He said the inspiration from the company came from an unlikely place. After leaving his job as CEO of Baemin Fresh in 2017, Cho traveled to the US to rest and recharge; while in the States, his rental car was stolen in downtown San Francisco.
“The thief broke the window and stole all my stuff but didn’t take my laundry I put it in the Amazon Fresh bag,” Cho said. It occurred to him that “ordering and delivering laundry service via an app could be safer than I thought if even a thief doesn’t want to have laundry,” including, he imagined, laundry placed in front of a customer’s house.
He quickly got to work on the idea, arranging meetings with laundry experts on the East Coast and visiting laundry factories in New York.
Laundrygo currently runs three main businesses: laundry pickup and delivery service via the app (Laundrygo), a B2B laundry service for hotels (Laundrygo Business) and the laundromat service (Laundry24).
The startup also operates a clothes alteration service, LaundryX, and has built its AI-powered laundry screening system, which automatically sorts laundry. Cho told TechCrunch that its laundromat is not just a self-service facility that enables users to wash and dry their clothes using washing machines and tumble dryers but also has a contactless dry-cleaning machine in the laundromat space that consumers can also use.
The Series C round will help the startup advance its smart factory technology and invest more in the laundromat business, which Cho expects to grow, owing partly to the rise of labor costs.

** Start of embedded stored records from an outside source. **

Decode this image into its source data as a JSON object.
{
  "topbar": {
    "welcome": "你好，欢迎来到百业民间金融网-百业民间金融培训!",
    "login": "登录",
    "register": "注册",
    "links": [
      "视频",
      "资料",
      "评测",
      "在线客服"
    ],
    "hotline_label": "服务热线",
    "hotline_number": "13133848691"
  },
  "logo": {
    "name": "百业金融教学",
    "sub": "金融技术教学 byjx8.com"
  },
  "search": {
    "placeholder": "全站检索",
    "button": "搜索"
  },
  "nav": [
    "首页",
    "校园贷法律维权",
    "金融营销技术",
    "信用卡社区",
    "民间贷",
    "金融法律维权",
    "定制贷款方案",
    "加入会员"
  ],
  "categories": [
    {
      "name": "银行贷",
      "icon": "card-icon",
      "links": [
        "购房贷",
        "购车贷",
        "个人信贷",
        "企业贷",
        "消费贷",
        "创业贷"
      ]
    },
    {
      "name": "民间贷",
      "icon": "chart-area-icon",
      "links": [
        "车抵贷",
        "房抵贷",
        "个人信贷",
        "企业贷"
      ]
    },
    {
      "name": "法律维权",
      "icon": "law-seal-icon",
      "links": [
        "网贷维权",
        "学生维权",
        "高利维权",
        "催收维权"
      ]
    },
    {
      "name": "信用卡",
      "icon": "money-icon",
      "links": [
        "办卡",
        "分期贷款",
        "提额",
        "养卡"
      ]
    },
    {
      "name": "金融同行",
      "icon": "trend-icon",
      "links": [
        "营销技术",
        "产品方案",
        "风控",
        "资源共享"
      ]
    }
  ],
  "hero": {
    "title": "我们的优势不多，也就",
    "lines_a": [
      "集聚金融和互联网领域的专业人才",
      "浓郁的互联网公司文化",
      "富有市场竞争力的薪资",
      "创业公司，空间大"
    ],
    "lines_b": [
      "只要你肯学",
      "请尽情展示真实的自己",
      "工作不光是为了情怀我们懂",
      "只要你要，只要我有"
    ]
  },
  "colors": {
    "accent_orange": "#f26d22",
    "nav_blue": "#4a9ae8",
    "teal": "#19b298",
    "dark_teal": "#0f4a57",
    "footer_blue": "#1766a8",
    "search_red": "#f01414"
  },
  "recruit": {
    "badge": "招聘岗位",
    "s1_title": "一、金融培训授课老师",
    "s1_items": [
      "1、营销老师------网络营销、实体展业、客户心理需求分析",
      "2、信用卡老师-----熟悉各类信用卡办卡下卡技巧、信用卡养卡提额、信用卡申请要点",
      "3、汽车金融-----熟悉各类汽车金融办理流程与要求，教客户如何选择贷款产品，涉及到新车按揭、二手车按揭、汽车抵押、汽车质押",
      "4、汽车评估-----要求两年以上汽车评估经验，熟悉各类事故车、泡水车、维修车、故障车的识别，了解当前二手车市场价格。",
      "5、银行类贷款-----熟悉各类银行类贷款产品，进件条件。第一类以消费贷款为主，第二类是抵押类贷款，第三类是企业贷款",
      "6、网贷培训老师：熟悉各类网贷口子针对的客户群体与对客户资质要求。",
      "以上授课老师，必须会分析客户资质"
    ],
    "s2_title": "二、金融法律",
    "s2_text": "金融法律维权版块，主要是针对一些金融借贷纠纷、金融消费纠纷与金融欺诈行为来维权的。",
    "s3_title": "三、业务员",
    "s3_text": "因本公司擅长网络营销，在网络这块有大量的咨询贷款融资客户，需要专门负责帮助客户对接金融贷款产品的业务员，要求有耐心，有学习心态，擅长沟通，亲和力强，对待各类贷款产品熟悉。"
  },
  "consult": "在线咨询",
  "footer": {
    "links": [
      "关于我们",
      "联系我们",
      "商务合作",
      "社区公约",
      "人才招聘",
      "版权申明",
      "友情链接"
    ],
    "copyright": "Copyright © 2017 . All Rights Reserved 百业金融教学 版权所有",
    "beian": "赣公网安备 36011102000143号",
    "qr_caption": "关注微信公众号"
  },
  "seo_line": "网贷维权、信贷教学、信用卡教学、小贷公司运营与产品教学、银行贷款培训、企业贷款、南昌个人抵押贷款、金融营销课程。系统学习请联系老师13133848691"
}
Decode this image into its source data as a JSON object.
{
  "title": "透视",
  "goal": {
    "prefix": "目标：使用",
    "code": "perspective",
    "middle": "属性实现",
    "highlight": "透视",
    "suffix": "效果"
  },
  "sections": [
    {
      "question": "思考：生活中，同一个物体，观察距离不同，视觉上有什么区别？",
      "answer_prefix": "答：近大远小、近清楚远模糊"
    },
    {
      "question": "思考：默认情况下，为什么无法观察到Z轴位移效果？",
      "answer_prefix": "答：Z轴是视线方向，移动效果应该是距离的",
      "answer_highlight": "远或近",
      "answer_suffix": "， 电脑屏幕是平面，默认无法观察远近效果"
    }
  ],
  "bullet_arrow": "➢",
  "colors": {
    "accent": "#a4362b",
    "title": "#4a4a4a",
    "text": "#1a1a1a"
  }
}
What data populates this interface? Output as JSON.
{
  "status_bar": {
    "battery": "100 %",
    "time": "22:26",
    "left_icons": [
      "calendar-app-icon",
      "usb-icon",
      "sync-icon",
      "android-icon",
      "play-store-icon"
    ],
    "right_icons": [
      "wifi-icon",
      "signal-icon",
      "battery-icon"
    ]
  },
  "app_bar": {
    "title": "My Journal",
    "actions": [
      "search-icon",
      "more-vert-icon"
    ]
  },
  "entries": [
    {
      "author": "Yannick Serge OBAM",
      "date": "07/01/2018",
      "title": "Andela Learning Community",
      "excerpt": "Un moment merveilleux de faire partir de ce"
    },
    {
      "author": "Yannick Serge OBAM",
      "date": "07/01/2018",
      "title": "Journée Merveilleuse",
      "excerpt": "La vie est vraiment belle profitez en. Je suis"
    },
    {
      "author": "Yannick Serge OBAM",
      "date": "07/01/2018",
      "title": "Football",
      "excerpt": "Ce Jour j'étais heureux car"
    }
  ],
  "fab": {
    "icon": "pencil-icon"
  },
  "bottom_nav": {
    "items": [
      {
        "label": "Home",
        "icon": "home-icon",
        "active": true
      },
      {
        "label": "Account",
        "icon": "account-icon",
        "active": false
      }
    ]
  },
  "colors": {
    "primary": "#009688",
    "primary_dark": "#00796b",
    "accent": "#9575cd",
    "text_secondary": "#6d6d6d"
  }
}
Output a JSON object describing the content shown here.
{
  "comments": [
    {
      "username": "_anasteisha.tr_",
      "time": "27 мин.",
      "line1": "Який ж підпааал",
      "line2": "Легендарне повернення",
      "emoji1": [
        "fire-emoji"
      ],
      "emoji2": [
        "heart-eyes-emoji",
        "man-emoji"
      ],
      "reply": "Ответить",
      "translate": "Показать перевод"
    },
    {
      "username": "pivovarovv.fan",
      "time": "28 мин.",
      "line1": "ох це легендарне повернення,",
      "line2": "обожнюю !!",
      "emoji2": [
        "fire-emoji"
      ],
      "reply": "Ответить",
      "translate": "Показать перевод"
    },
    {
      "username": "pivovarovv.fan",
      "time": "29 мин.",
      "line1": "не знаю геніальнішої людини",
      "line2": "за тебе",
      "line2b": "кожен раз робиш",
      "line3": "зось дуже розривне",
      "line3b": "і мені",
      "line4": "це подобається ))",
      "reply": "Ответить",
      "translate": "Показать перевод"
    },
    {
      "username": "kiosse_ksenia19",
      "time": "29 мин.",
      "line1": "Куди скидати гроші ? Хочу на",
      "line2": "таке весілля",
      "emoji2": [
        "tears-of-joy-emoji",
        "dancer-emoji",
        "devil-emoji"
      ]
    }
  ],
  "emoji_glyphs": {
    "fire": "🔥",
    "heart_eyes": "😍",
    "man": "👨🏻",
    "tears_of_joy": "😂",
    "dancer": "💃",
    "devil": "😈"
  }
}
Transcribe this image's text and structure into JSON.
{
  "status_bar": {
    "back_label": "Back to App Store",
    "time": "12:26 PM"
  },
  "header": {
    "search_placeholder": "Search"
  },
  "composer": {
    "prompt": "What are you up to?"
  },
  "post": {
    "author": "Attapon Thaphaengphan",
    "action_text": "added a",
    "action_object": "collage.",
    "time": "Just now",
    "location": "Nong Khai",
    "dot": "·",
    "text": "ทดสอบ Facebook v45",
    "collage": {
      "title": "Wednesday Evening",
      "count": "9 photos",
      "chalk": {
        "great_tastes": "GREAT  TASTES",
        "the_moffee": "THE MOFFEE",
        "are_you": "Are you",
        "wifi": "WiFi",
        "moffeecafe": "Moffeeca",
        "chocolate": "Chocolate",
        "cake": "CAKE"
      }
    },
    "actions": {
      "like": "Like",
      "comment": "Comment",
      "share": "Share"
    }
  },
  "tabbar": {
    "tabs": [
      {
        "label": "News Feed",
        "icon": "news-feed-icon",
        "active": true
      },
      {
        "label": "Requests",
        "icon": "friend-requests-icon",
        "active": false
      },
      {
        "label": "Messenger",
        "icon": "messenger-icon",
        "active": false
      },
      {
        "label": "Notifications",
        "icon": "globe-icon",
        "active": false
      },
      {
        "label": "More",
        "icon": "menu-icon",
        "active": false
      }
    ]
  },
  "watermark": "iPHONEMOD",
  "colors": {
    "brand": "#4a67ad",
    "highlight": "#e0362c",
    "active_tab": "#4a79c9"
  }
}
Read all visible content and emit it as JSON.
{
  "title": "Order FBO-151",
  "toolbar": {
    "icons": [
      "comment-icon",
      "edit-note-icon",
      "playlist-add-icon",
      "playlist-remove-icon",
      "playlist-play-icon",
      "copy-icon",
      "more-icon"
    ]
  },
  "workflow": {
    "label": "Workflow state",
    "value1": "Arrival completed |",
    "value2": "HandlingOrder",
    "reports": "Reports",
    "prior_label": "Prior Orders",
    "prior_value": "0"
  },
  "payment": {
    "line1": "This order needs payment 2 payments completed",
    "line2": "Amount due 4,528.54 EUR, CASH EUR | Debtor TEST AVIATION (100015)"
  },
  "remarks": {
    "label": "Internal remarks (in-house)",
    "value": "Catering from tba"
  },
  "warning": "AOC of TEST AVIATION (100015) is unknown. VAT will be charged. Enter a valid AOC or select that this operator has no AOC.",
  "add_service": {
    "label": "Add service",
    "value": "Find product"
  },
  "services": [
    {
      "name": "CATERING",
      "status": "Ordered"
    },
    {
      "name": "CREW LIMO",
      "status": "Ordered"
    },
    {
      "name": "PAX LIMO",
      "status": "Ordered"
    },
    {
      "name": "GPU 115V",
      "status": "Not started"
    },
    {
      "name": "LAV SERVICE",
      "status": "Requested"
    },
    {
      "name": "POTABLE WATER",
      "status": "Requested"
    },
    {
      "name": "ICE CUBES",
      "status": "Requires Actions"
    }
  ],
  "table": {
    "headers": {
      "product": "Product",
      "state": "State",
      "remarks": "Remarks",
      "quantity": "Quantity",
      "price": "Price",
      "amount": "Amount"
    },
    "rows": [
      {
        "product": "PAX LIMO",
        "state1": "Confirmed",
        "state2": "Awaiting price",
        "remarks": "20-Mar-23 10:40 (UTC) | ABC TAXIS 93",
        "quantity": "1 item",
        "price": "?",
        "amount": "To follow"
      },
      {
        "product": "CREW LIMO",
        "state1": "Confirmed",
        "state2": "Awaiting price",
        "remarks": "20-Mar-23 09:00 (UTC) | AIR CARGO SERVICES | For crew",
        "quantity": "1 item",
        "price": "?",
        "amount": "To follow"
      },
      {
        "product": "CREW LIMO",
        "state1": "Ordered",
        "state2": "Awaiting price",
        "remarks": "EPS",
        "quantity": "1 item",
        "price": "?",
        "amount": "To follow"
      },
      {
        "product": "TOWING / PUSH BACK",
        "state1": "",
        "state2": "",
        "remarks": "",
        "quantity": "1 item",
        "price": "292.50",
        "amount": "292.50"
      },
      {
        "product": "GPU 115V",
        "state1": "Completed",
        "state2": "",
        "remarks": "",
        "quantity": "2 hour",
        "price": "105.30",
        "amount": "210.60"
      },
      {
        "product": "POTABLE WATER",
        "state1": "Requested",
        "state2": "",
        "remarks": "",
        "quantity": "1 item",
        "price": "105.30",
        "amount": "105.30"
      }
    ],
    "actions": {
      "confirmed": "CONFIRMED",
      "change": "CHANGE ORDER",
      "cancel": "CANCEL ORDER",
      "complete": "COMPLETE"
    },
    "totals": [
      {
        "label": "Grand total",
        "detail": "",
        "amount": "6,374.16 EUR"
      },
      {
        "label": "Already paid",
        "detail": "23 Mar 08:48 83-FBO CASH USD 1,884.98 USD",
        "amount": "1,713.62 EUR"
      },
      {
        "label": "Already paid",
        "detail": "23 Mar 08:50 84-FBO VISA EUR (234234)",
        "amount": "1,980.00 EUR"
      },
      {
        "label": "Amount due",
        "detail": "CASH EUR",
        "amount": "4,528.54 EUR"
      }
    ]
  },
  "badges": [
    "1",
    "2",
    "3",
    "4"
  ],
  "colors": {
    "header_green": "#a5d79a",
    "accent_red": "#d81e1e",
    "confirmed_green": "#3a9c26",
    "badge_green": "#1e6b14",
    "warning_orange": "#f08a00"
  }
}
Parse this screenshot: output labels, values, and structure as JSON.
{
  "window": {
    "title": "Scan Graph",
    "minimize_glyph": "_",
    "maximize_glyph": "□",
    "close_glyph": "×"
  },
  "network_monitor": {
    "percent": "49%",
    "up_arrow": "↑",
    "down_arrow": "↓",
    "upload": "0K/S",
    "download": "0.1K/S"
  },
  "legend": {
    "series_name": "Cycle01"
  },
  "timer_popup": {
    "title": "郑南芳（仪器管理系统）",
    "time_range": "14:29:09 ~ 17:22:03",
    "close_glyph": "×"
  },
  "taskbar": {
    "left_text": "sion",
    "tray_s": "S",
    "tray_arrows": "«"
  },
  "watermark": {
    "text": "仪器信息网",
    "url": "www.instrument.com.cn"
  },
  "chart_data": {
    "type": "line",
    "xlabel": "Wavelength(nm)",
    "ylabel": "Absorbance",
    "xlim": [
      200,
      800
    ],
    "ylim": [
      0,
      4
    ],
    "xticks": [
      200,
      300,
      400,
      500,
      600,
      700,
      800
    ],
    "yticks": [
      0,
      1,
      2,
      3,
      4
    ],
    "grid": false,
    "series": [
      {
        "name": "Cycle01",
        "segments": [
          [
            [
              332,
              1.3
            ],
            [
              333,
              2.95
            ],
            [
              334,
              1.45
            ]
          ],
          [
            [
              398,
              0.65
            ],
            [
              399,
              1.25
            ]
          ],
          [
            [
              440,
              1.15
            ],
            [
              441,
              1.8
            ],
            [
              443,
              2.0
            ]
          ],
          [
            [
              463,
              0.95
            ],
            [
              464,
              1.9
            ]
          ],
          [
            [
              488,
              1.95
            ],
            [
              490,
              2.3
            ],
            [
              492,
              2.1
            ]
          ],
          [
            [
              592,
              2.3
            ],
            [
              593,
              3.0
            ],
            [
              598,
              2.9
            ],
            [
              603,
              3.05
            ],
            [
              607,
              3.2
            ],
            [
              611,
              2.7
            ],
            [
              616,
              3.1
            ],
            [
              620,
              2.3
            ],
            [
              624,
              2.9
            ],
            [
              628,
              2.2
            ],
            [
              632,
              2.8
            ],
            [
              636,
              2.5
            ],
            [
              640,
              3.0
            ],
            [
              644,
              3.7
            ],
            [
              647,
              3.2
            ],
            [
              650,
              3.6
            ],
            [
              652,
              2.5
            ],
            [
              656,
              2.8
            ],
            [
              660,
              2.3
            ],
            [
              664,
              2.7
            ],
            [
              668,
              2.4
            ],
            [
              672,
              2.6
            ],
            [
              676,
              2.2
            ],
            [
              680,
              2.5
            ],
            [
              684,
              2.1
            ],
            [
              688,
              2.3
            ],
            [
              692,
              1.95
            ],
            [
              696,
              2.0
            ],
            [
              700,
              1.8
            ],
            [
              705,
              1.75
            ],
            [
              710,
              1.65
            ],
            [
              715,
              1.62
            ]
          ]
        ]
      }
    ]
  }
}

Laundrygo also has plans to expand geographically. While it just opened its 100th laundromat in South Korea, it intends to open its first laundromat, Laundry24, in New York as early as next year. It is also weighing a move into Japan. Indeed, Cho sees vast opportunity with the global online on-demand laundry market projected to reach $128.5 billion by 2026, up from $18.7 billion in 2019, per a research report.
More acquisitions could also be on the horizon. Last year, for example, Laundrygo acquired A+ Machinery, the US-based laundry solution company, to enter into the smart factory business.
All cleaning is now done in-house with Laundrygo’s smart factory, enabling the company to handle every step, from pickup, cleaning, sorting, folding and delivery. On top of that, Laundrygo says it has developed and uses an environmentally friendly detergent.
Cho said the outfit — which has snapped up two other businesses in the last two years — will continue to acquire if other laundry-related companies could create synergies with Laundrygo. (He suggested that he might be interested in acquiring a company that sustainably handles garments or that analyzes clothes or clothes materials and determines their optimal wash cycles.)
He said that Laundrygo has already built its service in a way that collects data about the type of brands, materials and laundry information of clothes and that this data should enable the startup to diversify its business.
As for right now, according to Cho, Laundrygo reached 4.4 billion won ($3.3 million) in sales in October, which he said is more than 20 times the revenue the company saw a year ago. He said that overall, the company, which has more than 130,000 registered users in South Korea and more than 500 employees, has tripled its annual sales since 2021.